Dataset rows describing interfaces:
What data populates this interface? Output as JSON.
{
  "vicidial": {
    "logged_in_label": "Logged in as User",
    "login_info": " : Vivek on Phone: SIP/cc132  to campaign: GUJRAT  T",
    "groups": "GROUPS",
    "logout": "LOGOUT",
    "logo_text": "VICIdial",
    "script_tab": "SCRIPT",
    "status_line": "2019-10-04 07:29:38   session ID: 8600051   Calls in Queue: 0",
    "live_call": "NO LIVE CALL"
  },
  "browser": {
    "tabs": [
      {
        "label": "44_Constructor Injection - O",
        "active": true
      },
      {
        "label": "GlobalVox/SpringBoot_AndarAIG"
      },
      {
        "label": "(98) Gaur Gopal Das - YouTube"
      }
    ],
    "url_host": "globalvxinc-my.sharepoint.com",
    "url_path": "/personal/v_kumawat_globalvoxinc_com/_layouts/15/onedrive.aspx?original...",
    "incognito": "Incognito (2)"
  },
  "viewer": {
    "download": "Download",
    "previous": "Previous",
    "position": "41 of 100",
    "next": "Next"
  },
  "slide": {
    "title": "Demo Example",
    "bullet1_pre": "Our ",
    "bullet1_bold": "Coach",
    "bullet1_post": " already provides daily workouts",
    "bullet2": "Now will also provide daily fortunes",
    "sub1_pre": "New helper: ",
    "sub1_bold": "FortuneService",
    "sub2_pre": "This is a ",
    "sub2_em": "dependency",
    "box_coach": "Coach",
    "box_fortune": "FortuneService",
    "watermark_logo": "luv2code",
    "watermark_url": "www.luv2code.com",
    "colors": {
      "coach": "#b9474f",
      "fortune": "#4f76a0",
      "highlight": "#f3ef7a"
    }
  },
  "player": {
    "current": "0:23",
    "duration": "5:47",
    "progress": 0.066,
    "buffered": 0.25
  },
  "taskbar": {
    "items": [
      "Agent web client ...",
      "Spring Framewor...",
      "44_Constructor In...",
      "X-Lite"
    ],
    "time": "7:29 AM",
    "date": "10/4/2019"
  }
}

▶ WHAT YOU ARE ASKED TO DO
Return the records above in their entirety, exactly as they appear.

▶ SOLUTION FOR THIS PROBLEM
What data populates this interface? Output as JSON.
{
  "vicidial": {
    "logged_in_label": "Logged in as User",
    "login_info": " : Vivek on Phone: SIP/cc132  to campaign: GUJRAT  T",
    "groups": "GROUPS",
    "logout": "LOGOUT",
    "logo_text": "VICIdial",
    "script_tab": "SCRIPT",
    "status_line": "2019-10-04 07:29:38   session ID: 8600051   Calls in Queue: 0",
    "live_call": "NO LIVE CALL"
  },
  "browser": {
    "tabs": [
      {
        "label": "44_Constructor Injection - O",
        "active": true
      },
      {
        "label": "GlobalVox/SpringBoot_AndarAIG"
      },
      {
        "label": "(98) Gaur Gopal Das - YouTube"
      }
    ],
    "url_host": "globalvxinc-my.sharepoint.com",
    "url_path": "/personal/v_kumawat_globalvoxinc_com/_layouts/15/onedrive.aspx?original...",
    "incognito": "Incognito (2)"
  },
  "viewer": {
    "download": "Download",
    "previous": "Previous",
    "position": "41 of 100",
    "next": "Next"
  },
  "slide": {
    "title": "Demo Example",
    "bullet1_pre": "Our ",
    "bullet1_bold": "Coach",
    "bullet1_post": " already provides daily workouts",
    "bullet2": "Now will also provide daily fortunes",
    "sub1_pre": "New helper: ",
    "sub1_bold": "FortuneService",
    "sub2_pre": "This is a ",
    "sub2_em": "dependency",
    "box_coach": "Coach",
    "box_fortune": "FortuneService",
    "watermark_logo": "luv2code",
    "watermark_url": "www.luv2code.com",
    "colors": {
      "coach": "#b9474f",
      "fortune": "#4f76a0",
      "highlight": "#f3ef7a"
    }
  },
  "player": {
    "current": "0:23",
    "duration": "5:47",
    "progress": 0.066,
    "buffered": 0.25
  },
  "taskbar": {
    "items": [
      "Agent web client ...",
      "Spring Framewor...",
      "44_Constructor In...",
      "X-Lite"
    ],
    "time": "7:29 AM",
    "date": "10/4/2019"
  }
}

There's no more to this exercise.